--- Entries provided ---

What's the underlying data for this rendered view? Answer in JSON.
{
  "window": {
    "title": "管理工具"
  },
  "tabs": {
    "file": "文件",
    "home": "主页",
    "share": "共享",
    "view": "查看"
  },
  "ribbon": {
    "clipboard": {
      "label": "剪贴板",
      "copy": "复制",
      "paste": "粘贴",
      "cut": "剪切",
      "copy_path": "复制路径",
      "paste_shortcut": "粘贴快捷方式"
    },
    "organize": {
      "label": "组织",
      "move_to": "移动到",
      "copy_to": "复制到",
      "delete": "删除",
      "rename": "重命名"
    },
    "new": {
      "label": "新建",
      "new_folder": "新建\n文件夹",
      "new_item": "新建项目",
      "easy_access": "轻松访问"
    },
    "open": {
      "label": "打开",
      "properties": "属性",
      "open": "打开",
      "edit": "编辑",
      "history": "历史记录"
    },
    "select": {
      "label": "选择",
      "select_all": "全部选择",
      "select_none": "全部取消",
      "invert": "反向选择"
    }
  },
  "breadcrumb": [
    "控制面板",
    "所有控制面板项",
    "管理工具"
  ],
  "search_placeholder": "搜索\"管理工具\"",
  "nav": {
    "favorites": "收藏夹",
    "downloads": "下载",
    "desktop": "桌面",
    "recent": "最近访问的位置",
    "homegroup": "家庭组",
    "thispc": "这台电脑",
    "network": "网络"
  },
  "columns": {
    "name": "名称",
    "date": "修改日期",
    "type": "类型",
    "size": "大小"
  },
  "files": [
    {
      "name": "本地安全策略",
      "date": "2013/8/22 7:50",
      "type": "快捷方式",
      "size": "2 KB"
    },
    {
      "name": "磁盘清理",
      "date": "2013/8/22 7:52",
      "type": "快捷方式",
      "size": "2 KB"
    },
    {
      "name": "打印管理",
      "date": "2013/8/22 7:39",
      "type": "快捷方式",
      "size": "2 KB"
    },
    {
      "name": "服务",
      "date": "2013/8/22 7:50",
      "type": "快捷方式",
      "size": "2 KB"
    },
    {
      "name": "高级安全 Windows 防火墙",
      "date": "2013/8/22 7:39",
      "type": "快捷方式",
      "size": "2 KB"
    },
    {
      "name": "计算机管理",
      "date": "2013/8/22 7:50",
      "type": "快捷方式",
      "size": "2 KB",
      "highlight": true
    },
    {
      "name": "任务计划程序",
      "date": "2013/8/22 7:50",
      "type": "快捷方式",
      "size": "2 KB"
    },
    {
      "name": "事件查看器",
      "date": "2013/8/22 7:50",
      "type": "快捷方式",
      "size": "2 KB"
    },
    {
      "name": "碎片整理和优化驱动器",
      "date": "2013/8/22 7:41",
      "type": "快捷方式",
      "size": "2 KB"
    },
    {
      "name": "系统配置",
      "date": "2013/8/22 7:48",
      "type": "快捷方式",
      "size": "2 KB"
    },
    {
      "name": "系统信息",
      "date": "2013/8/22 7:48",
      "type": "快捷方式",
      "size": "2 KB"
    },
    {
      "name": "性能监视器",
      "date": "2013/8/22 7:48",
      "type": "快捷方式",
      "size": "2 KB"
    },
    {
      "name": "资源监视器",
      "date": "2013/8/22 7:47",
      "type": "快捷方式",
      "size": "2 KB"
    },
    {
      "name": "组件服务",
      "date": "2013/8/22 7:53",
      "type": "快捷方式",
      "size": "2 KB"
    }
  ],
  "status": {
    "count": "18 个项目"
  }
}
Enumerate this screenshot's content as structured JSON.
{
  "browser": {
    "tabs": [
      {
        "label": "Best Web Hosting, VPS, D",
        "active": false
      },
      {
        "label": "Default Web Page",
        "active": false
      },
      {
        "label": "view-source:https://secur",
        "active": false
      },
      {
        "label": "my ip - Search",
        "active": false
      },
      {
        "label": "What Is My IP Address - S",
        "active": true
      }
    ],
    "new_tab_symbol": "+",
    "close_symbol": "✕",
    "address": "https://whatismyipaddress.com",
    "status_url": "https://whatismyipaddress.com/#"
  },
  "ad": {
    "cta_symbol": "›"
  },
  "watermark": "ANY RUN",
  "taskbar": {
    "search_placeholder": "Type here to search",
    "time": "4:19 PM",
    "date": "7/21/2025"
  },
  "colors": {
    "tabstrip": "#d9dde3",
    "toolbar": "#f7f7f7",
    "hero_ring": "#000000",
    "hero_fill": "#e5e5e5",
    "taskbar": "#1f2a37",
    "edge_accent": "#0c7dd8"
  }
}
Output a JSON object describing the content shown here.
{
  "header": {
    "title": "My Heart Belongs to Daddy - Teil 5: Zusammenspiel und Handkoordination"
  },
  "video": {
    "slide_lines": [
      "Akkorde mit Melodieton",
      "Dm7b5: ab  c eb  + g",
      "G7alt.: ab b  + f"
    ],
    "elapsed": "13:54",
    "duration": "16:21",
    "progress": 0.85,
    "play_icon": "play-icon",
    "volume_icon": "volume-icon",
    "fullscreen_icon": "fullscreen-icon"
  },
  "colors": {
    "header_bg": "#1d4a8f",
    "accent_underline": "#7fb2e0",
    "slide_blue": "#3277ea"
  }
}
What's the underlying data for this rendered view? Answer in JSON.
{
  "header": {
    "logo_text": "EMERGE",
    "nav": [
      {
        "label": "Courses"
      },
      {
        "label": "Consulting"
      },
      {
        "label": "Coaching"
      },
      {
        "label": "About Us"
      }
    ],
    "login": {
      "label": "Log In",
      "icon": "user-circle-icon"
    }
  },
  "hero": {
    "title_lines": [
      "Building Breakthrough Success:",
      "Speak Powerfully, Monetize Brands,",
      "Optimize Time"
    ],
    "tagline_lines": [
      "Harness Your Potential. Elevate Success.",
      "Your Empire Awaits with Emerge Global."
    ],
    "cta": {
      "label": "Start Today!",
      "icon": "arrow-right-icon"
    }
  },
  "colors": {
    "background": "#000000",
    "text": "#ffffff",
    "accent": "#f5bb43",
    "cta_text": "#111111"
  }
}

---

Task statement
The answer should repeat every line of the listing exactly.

Your solution
What's the underlying data for this rendered view? Answer in JSON.
{
  "window": {
    "title": "管理工具"
  },
  "tabs": {
    "file": "文件",
    "home": "主页",
    "share": "共享",
    "view": "查看"
  },
  "ribbon": {
    "clipboard": {
      "label": "剪贴板",
      "copy": "复制",
      "paste": "粘贴",
      "cut": "剪切",
      "copy_path": "复制路径",
      "paste_shortcut": "粘贴快捷方式"
    },
    "organize": {
      "label": "组织",
      "move_to": "移动到",
      "copy_to": "复制到",
      "delete": "删除",
      "rename": "重命名"
    },
    "new": {
      "label": "新建",
      "new_folder": "新建\n文件夹",
      "new_item": "新建项目",
      "easy_access": "轻松访问"
    },
    "open": {
      "label": "打开",
      "properties": "属性",
      "open": "打开",
      "edit": "编辑",
      "history": "历史记录"
    },
    "select": {
      "label": "选择",
      "select_all": "全部选择",
      "select_none": "全部取消",
      "invert": "反向选择"
    }
  },
  "breadcrumb": [
    "控制面板",
    "所有控制面板项",
    "管理工具"
  ],
  "search_placeholder": "搜索\"管理工具\"",
  "nav": {
    "favorites": "收藏夹",
    "downloads": "下载",
    "desktop": "桌面",
    "recent": "最近访问的位置",
    "homegroup": "家庭组",
    "thispc": "这台电脑",
    "network": "网络"
  },
  "columns": {
    "name": "名称",
    "date": "修改日期",
    "type": "类型",
    "size": "大小"
  },
  "files": [
    {
      "name": "本地安全策略",
      "date": "2013/8/22 7:50",
      "type": "快捷方式",
      "size": "2 KB"
    },
    {
      "name": "磁盘清理",
      "date": "2013/8/22 7:52",
      "type": "快捷方式",
      "size": "2 KB"
    },
    {
      "name": "打印管理",
      "date": "2013/8/22 7:39",
      "type": "快捷方式",
      "size": "2 KB"
    },
    {
      "name": "服务",
      "date": "2013/8/22 7:50",
      "type": "快捷方式",
      "size": "2 KB"
    },
    {
      "name": "高级安全 Windows 防火墙",
      "date": "2013/8/22 7:39",
      "type": "快捷方式",
      "size": "2 KB"
    },
    {
      "name": "计算机管理",
      "date": "2013/8/22 7:50",
      "type": "快捷方式",
      "size": "2 KB",
      "highlight": true
    },
    {
      "name": "任务计划程序",
      "date": "2013/8/22 7:50",
      "type": "快捷方式",
      "size": "2 KB"
    },
    {
      "name": "事件查看器",
      "date": "2013/8/22 7:50",
      "type": "快捷方式",
      "size": "2 KB"
    },
    {
      "name": "碎片整理和优化驱动器",
      "date": "2013/8/22 7:41",
      "type": "快捷方式",
      "size": "2 KB"
    },
    {
      "name": "系统配置",
      "date": "2013/8/22 7:48",
      "type": "快捷方式",
      "size": "2 KB"
    },
    {
      "name": "系统信息",
      "date": "2013/8/22 7:48",
      "type": "快捷方式",
      "size": "2 KB"
    },
    {
      "name": "性能监视器",
      "date": "2013/8/22 7:48",
      "type": "快捷方式",
      "size": "2 KB"
    },
    {
      "name": "资源监视器",
      "date": "2013/8/22 7:47",
      "type": "快捷方式",
      "size": "2 KB"
    },
    {
      "name": "组件服务",
      "date": "2013/8/22 7:53",
      "type": "快捷方式",
      "size": "2 KB"
    }
  ],
  "status": {
    "count": "18 个项目"
  }
}
Enumerate this screenshot's content as structured JSON.
{
  "browser": {
    "tabs": [
      {
        "label": "Best Web Hosting, VPS, D",
        "active": false
      },
      {
        "label": "Default Web Page",
        "active": false
      },
      {
        "label": "view-source:https://secur",
        "active": false
      },
      {
        "label": "my ip - Search",
        "active": false
      },
      {
        "label": "What Is My IP Address - S",
        "active": true
      }
    ],
    "new_tab_symbol": "+",
    "close_symbol": "✕",
    "address": "https://whatismyipaddress.com",
    "status_url": "https://whatismyipaddress.com/#"
  },
  "ad": {
    "cta_symbol": "›"
  },
  "watermark": "ANY RUN",
  "taskbar": {
    "search_placeholder": "Type here to search",
    "time": "4:19 PM",
    "date": "7/21/2025"
  },
  "colors": {
    "tabstrip": "#d9dde3",
    "toolbar": "#f7f7f7",
    "hero_ring": "#000000",
    "hero_fill": "#e5e5e5",
    "taskbar": "#1f2a37",
    "edge_accent": "#0c7dd8"
  }
}
Output a JSON object describing the content shown here.
{
  "header": {
    "title": "My Heart Belongs to Daddy - Teil 5: Zusammenspiel und Handkoordination"
  },
  "video": {
    "slide_lines": [
      "Akkorde mit Melodieton",
      "Dm7b5: ab  c eb  + g",
      "G7alt.: ab b  + f"
    ],
    "elapsed": "13:54",
    "duration": "16:21",
    "progress": 0.85,
    "play_icon": "play-icon",
    "volume_icon": "volume-icon",
    "fullscreen_icon": "fullscreen-icon"
  },
  "colors": {
    "header_bg": "#1d4a8f",
    "accent_underline": "#7fb2e0",
    "slide_blue": "#3277ea"
  }
}
What's the underlying data for this rendered view? Answer in JSON.
{
  "header": {
    "logo_text": "EMERGE",
    "nav": [
      {
        "label": "Courses"
      },
      {
        "label": "Consulting"
      },
      {
        "label": "Coaching"
      },
      {
        "label": "About Us"
      }
    ],
    "login": {
      "label": "Log In",
      "icon": "user-circle-icon"
    }
  },
  "hero": {
    "title_lines": [
      "Building Breakthrough Success:",
      "Speak Powerfully, Monetize Brands,",
      "Optimize Time"
    ],
    "tagline_lines": [
      "Harness Your Potential. Elevate Success.",
      "Your Empire Awaits with Emerge Global."
    ],
    "cta": {
      "label": "Start Today!",
      "icon": "arrow-right-icon"
    }
  },
  "colors": {
    "background": "#000000",
    "text": "#ffffff",
    "accent": "#f5bb43",
    "cta_text": "#111111"
  }
}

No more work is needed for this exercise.